Meditating with my 4-year-old has become one of my most favorite parts of my day. Confession: Meditating does not look like it does in that picture at my house. We are always lying down! It has become a great way to make special time for him and just be. Besides, it is the cutest thing to lay with your son and to have him ask, “wait, which one is my left hand”, in reference to “squeeze your left hand” as spoken from the meditation. I have learned a few things along the way and thought I would share to help you teach your child to meditate. But let me give you some background.
As a therapist, I know the importance of deep diaphragmatic breathing, meditation and practicing mindfulness. I see how these skills work for clients and for myself. It is a coping tool for anxiety, depression, learning to stay calm, dealing with anger, stress management and so much more. I started practicing both mindfulness and meditation much more when I began my own self-care journey. There are a handful of life changes that I have made that have significantly helped me remain sane while in the trenches of raising 2 young active boys. Mindfulness and meditation are two of them.
When my son was about 2 or 3, we began working on our deep breathing. You can read about that here and learn how to teach your kids. But let me share this, when you are dealing with temper tantrums, teaching your child to help calm themselves down with your assistance does wonders. Because when they stop screaming, you will learn they really wanted the blue cup and not the red (silly parent, you should have known). Although that is another blog post on dealing with that behavior. Anyways, practicing deep breathing is essential. Just ask Daniel Tiger , Mr. Rogers and Elmo.
On my own self-care journey, I began taking time for myself to meditate while my younger son napped and my oldest would have quiet time. I would go in my room and listen to a meditation. Often my older son would come in to see what I was doing and this began his interest in mediating. A body scan is something he would begin doing with me. Most recently, he has asked that I meditate with him at night. There are some children apps for meditating, however we just use the ones I have on my phone. The apps explain what to do for the meditation and it is age appropriate. When he meditates at night, chances are he falls asleep during it.
Why I teach my son meditation.
Kids already practice mindfulness, meaning being fully present. It is us adults that help them unlearn this skill (hurry up, we are going to be late)! In various ways, I intentionally practice mindfulness everyday with my kids because I can see how I make them push past this skill in our everyday life. I did not love this about me, as I saw it was having an impact. I knew I need to take a step back and really work on leading a less stressful life. As a way to help me be a calmer person, I began to meditate. I think this concept applies to my kids as well. It is a way for us all to be calmer. My main reason for doing it is because my oldest one enjoys it. My younger ones does not like to do it, so I do not make him. Although, as he gets a little older, I hope that he will begin practicing. I know that there are lots of benefits of meditating and I think it is important to help my son learn to listen to his body, feel his emotions and have another outlet to just be. He may not need this skill now, but it will be useful to him in the future, so why not?

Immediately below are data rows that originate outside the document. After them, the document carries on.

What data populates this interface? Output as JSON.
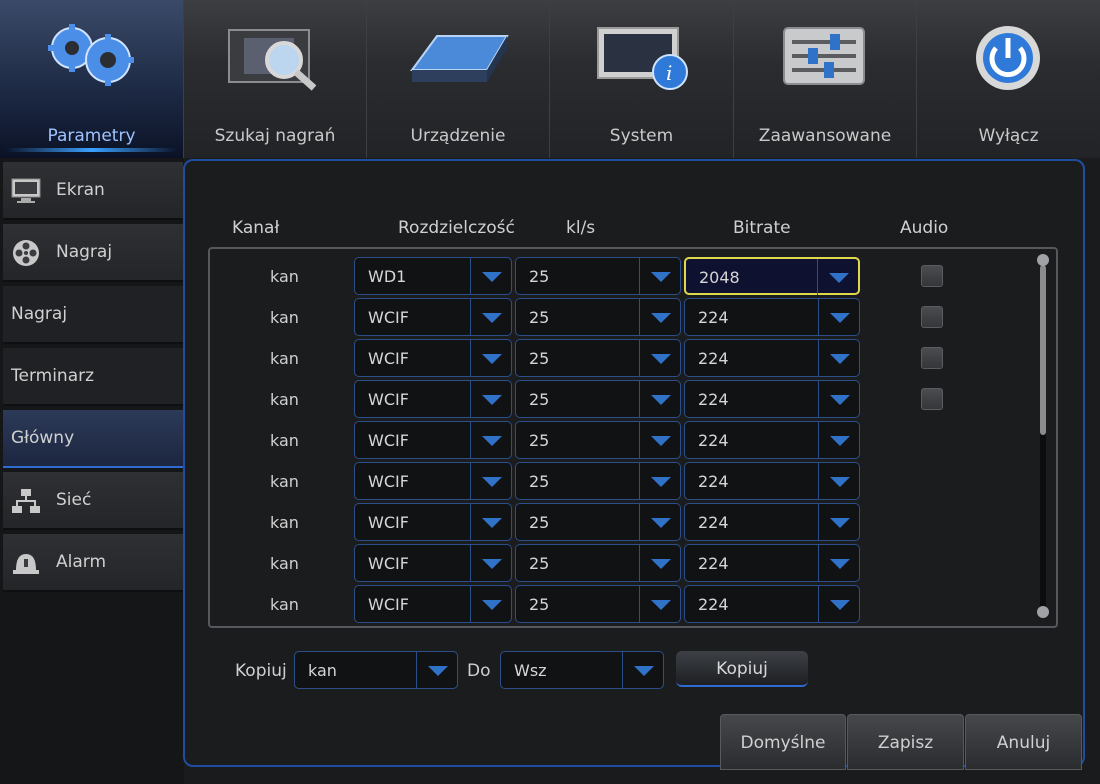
{
  "top_menu": {
    "items": [
      {
        "label": "Parametry",
        "icon": "gears-icon"
      },
      {
        "label": "Szukaj nagrań",
        "icon": "film-search-icon"
      },
      {
        "label": "Urządzenie",
        "icon": "hard-drive-icon"
      },
      {
        "label": "System",
        "icon": "monitor-info-icon"
      },
      {
        "label": "Zaawansowane",
        "icon": "sliders-icon"
      },
      {
        "label": "Wyłącz",
        "icon": "power-icon"
      }
    ]
  },
  "sidebar": {
    "items": [
      {
        "label": "Ekran",
        "icon": "monitor-icon"
      },
      {
        "label": "Nagraj",
        "icon": "film-reel-icon"
      },
      {
        "label": "Nagraj"
      },
      {
        "label": "Terminarz"
      },
      {
        "label": "Główny"
      },
      {
        "label": "Sieć",
        "icon": "network-icon"
      },
      {
        "label": "Alarm",
        "icon": "alarm-bell-icon"
      }
    ]
  },
  "table": {
    "headers": {
      "kanal": "Kanał",
      "resolution": "Rozdzielczość",
      "fps": "kl/s",
      "bitrate": "Bitrate",
      "audio": "Audio"
    },
    "rows": [
      {
        "kanal": "kan",
        "resolution": "WD1",
        "fps": "25",
        "bitrate": "2048"
      },
      {
        "kanal": "kan",
        "resolution": "WCIF",
        "fps": "25",
        "bitrate": "224"
      },
      {
        "kanal": "kan",
        "resolution": "WCIF",
        "fps": "25",
        "bitrate": "224"
      },
      {
        "kanal": "kan",
        "resolution": "WCIF",
        "fps": "25",
        "bitrate": "224"
      },
      {
        "kanal": "kan",
        "resolution": "WCIF",
        "fps": "25",
        "bitrate": "224"
      },
      {
        "kanal": "kan",
        "resolution": "WCIF",
        "fps": "25",
        "bitrate": "224"
      },
      {
        "kanal": "kan",
        "resolution": "WCIF",
        "fps": "25",
        "bitrate": "224"
      },
      {
        "kanal": "kan",
        "resolution": "WCIF",
        "fps": "25",
        "bitrate": "224"
      },
      {
        "kanal": "kan",
        "resolution": "WCIF",
        "fps": "25",
        "bitrate": "224"
      }
    ]
  },
  "copy": {
    "label": "Kopiuj",
    "from_value": "kan",
    "to_label": "Do",
    "to_value": "Wsz",
    "button": "Kopiuj"
  },
  "buttons": {
    "default": "Domyślne",
    "save": "Zapisz",
    "cancel": "Anuluj"
  },
  "colors": {
    "accent": "#2f72c8",
    "selection": "#e0d84a",
    "panel_border": "#1f4e9e"
  }
}
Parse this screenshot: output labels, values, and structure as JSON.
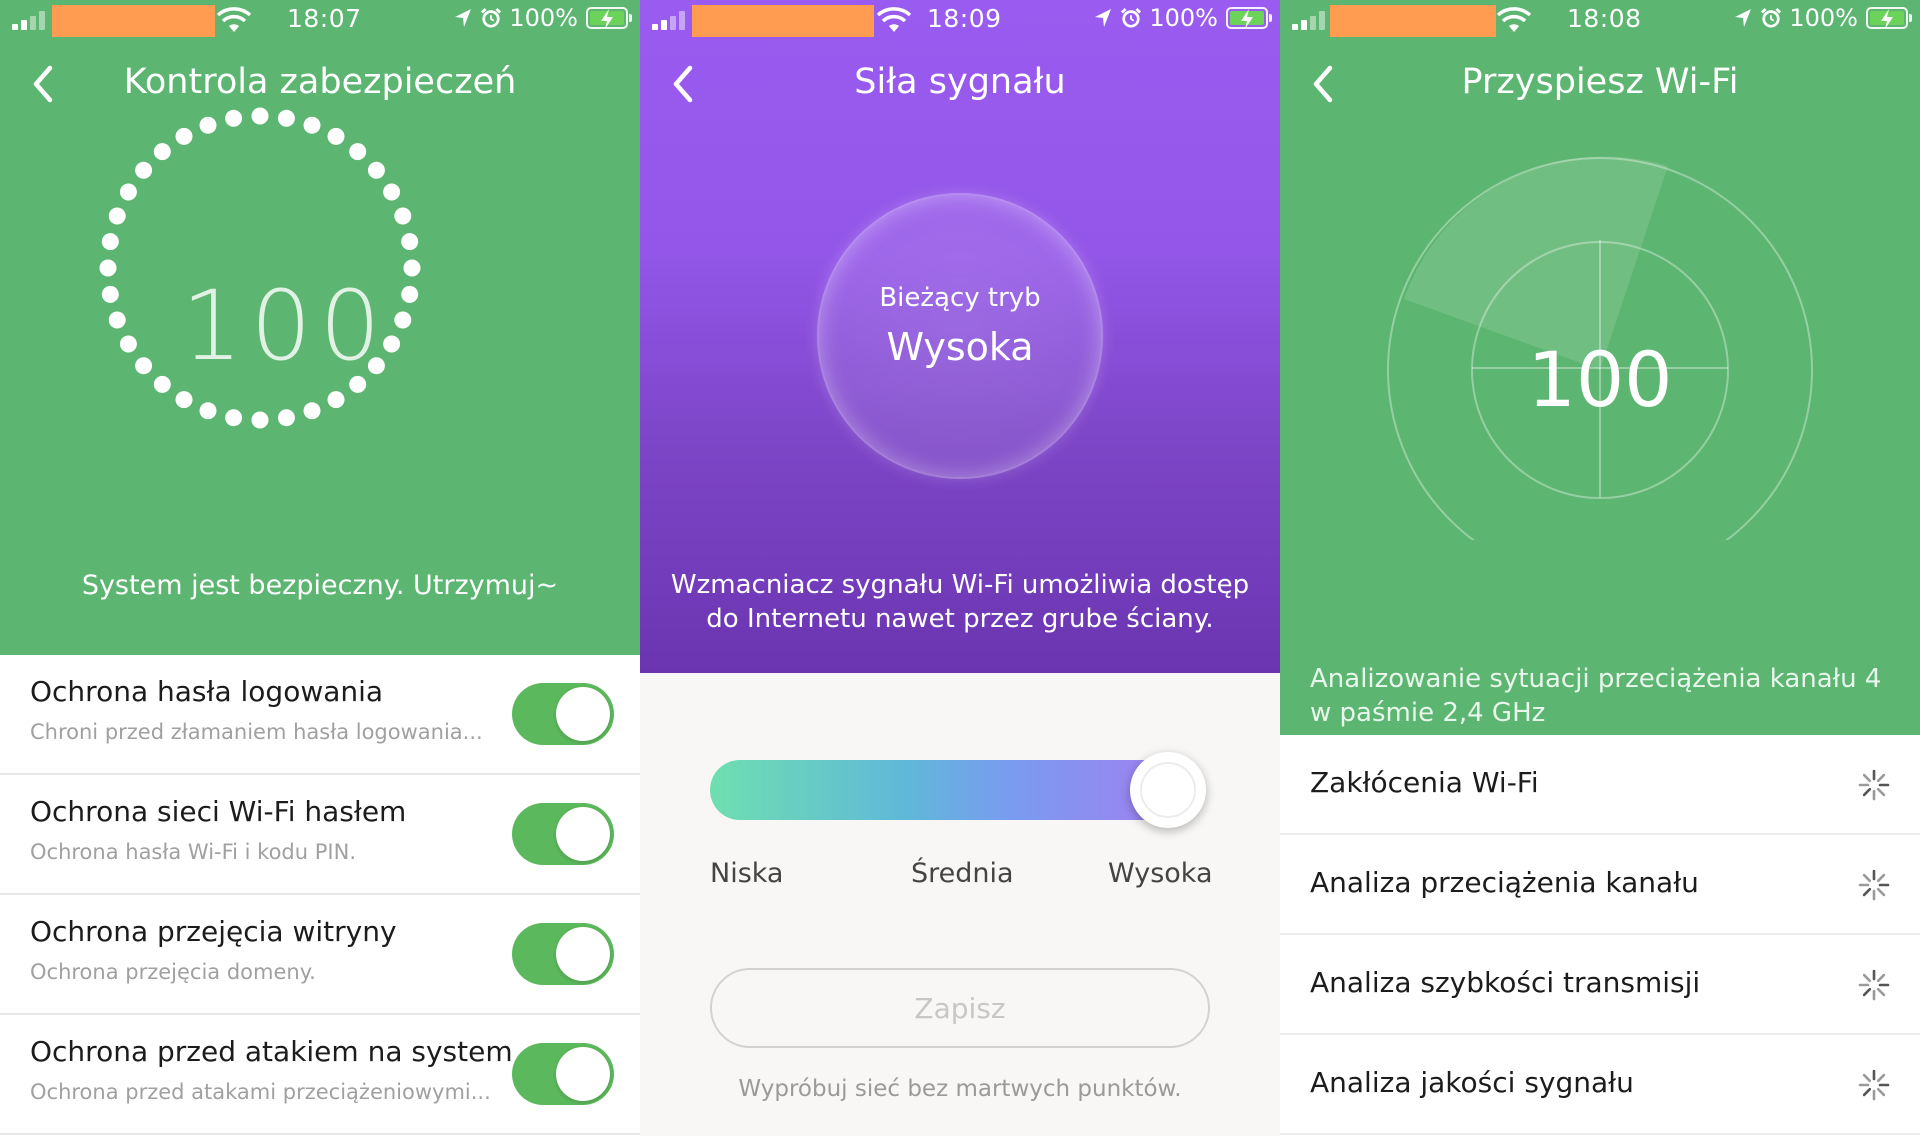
{
  "screens": [
    {
      "status": {
        "time": "18:07",
        "battery": "100%"
      },
      "title": "Kontrola zabezpieczeń",
      "score": "100",
      "status_message": "System jest bezpieczny. Utrzymuj~",
      "items": [
        {
          "title": "Ochrona hasła logowania",
          "subtitle": "Chroni przed złamaniem hasła logowania...",
          "enabled": true
        },
        {
          "title": "Ochrona sieci Wi-Fi hasłem",
          "subtitle": "Ochrona hasła Wi-Fi i kodu PIN.",
          "enabled": true
        },
        {
          "title": "Ochrona przejęcia witryny",
          "subtitle": "Ochrona przejęcia domeny.",
          "enabled": true
        },
        {
          "title": "Ochrona przed atakiem na system",
          "subtitle": "Ochrona przed atakami przeciążeniowymi...",
          "enabled": true
        }
      ],
      "colors": {
        "hero": "#5cb570",
        "toggle_on": "#5cb85c"
      }
    },
    {
      "status": {
        "time": "18:09",
        "battery": "100%"
      },
      "title": "Siła sygnału",
      "current_mode_caption": "Bieżący tryb",
      "current_mode_value": "Wysoka",
      "description": "Wzmacniacz sygnału Wi-Fi umożliwia dostęp do Internetu nawet przez grube ściany.",
      "slider": {
        "labels": [
          "Niska",
          "Średnia",
          "Wysoka"
        ],
        "selected": "Wysoka",
        "position": 1.0
      },
      "save_label": "Zapisz",
      "hint": "Wypróbuj sieć bez martwych punktów.",
      "colors": {
        "hero_top": "#9a5cf0",
        "hero_bottom": "#6b35b1"
      }
    },
    {
      "status": {
        "time": "18:08",
        "battery": "100%"
      },
      "title": "Przyspiesz Wi-Fi",
      "score": "100",
      "analyzing_text": "Analizowanie sytuacji przeciążenia kanału 4 w paśmie 2,4 GHz",
      "checks": [
        {
          "label": "Zakłócenia Wi-Fi",
          "state": "loading"
        },
        {
          "label": "Analiza przeciążenia kanału",
          "state": "loading"
        },
        {
          "label": "Analiza szybkości transmisji",
          "state": "loading"
        },
        {
          "label": "Analiza jakości sygnału",
          "state": "loading"
        }
      ],
      "colors": {
        "hero": "#5cb570"
      }
    }
  ],
  "icons": [
    "back-chevron-icon",
    "wifi-icon",
    "location-icon",
    "alarm-icon",
    "battery-charging-icon",
    "spinner-icon"
  ]
}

Ways to teach your kids to meditate:
- Model. Start a practice yourself. There are lots of health benefits. I am not where I would like to be in my own meditation practice, but I am doing it daily and feel the positive impact of it. You only really need a few minute to begin.
- Practice deep breathing with your kids. Here is a link of a previous post about teaching it.
- Schedule a time to do it. Start your day that way or end it with a meditation.
- I am a huge fan of apps on your phones for practicing a meditation. However, if you do not have a smart phone, you can buy a CD or even just go to youtube. Don’t want to buy one, try focusing on your breathe in silence.
- Try different meditations. Your child may like different ones as well. My oldest has figured out he likes ones that “tell you what to do, with rain in the background”.
This meditation is one to do with kids from the Greater Good at Berkley. You can find more information on meditating with kids here and here.
This post is for informational and educational purposes only.